**What needs to be done:**
Read through the entries below and return each line with the word "Choose".

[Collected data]
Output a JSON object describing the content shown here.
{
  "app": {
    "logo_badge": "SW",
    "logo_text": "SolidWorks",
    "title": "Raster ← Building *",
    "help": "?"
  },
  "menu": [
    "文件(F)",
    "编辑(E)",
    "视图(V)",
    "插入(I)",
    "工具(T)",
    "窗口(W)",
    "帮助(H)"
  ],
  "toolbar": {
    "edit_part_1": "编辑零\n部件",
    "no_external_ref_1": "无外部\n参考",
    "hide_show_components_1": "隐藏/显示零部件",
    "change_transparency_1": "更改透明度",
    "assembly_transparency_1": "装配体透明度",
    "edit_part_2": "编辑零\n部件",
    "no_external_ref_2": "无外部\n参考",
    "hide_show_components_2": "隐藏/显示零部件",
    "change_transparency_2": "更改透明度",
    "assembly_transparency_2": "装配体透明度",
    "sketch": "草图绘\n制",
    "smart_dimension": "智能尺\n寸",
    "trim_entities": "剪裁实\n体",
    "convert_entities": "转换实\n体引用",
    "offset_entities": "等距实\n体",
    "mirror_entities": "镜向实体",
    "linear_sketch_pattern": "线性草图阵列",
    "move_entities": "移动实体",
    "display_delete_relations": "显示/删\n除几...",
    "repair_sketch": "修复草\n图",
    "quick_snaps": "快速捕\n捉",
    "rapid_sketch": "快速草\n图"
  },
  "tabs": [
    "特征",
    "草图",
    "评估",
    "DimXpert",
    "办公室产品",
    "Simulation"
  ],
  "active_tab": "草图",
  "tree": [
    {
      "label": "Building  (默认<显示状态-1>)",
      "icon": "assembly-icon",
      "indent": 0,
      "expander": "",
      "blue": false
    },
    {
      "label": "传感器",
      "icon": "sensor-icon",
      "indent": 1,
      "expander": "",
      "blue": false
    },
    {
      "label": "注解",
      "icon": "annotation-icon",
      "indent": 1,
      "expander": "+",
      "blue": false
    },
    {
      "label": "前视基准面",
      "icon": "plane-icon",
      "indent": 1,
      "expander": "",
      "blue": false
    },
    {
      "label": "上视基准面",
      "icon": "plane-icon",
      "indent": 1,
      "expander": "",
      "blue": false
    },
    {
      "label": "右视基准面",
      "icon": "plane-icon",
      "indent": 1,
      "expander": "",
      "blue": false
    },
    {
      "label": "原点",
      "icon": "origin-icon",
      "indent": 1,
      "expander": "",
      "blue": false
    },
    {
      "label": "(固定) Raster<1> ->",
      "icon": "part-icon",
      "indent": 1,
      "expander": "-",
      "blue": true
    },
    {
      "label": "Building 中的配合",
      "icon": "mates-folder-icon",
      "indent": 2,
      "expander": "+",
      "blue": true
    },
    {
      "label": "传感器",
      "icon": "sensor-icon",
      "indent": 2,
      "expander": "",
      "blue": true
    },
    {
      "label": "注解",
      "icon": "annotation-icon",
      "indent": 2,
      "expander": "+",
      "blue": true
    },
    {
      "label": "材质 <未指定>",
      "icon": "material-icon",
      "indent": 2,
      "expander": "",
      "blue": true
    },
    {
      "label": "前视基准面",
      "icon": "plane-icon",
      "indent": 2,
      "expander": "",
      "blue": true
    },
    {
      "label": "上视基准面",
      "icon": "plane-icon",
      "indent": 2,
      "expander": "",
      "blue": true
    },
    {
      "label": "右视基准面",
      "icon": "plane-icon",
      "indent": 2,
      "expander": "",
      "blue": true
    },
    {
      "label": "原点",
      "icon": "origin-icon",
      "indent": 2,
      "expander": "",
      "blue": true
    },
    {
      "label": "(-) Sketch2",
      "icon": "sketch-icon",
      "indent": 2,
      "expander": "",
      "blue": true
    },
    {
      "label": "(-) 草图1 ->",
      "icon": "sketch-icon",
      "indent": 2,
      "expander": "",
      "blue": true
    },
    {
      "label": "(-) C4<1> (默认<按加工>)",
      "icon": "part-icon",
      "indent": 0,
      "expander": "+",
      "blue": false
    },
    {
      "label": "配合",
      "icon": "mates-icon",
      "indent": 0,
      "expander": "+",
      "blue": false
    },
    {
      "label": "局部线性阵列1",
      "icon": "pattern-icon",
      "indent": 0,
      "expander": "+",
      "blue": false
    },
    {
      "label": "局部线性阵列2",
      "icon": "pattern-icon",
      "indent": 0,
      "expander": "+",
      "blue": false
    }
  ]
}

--

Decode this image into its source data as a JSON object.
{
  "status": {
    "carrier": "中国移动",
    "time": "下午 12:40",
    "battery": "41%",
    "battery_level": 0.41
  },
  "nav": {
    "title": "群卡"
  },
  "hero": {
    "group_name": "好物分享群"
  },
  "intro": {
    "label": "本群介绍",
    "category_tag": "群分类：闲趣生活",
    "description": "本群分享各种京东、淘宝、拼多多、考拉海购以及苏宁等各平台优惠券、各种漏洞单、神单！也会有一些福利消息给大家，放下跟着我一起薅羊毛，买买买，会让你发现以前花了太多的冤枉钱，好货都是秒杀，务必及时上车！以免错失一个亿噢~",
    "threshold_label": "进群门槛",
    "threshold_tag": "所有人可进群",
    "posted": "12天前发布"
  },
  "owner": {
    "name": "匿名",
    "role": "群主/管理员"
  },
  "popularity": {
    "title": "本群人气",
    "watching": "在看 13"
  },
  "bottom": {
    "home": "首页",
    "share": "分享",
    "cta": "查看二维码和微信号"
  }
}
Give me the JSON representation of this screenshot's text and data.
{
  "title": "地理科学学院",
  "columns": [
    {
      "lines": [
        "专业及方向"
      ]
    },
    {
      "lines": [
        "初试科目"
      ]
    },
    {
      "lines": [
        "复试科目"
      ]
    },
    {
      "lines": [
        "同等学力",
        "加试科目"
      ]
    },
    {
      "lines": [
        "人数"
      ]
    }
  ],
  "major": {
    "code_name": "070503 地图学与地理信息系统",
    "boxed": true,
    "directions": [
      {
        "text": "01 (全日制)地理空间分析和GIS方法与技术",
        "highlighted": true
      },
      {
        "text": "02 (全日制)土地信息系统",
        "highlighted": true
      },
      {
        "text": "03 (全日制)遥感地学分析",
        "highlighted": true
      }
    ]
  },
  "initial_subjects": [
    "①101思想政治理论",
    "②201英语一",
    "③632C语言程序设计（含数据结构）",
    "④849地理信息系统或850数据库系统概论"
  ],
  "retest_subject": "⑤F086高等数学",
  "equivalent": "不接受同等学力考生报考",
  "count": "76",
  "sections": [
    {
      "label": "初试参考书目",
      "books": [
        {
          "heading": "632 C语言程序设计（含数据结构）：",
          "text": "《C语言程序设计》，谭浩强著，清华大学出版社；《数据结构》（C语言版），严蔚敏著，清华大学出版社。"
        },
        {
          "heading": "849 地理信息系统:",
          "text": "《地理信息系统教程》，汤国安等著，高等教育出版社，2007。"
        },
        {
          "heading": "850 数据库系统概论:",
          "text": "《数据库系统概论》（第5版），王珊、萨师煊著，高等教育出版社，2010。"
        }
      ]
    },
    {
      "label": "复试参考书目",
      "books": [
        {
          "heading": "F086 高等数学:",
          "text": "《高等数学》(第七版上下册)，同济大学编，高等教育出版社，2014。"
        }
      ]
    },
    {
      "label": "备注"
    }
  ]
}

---

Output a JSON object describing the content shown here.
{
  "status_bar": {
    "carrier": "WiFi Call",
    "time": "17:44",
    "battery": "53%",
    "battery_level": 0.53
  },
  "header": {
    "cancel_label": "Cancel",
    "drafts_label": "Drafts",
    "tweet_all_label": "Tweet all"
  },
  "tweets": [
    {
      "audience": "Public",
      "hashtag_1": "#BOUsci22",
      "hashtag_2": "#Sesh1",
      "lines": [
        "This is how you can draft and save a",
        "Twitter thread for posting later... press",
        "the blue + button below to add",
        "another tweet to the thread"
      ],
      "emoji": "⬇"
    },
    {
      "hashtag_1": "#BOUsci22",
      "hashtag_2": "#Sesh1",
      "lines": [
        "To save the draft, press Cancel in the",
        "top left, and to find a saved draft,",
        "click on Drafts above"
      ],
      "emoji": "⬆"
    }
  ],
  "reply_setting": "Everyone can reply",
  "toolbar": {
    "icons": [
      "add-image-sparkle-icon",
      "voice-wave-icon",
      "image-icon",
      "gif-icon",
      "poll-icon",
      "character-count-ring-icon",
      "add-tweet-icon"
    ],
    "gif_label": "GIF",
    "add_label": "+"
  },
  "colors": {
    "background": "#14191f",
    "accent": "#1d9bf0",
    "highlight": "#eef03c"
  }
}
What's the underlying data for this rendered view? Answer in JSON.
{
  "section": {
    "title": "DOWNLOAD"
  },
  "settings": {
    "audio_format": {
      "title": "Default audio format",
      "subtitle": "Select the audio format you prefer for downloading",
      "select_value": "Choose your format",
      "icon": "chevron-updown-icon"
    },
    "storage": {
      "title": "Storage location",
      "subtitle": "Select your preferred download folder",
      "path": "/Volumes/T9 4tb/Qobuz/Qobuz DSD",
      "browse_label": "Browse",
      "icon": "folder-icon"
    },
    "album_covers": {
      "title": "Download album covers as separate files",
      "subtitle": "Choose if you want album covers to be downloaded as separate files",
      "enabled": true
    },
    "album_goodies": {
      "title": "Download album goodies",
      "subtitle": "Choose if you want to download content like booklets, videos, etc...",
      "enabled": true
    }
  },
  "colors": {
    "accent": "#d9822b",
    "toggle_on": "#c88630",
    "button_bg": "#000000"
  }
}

**Answer box:**
      "select_value": "Choose your format",
      "subtitle": "Choose if you want album covers to be downloaded as separate files",
      "subtitle": "Choose if you want to download content like booklets, videos, etc...",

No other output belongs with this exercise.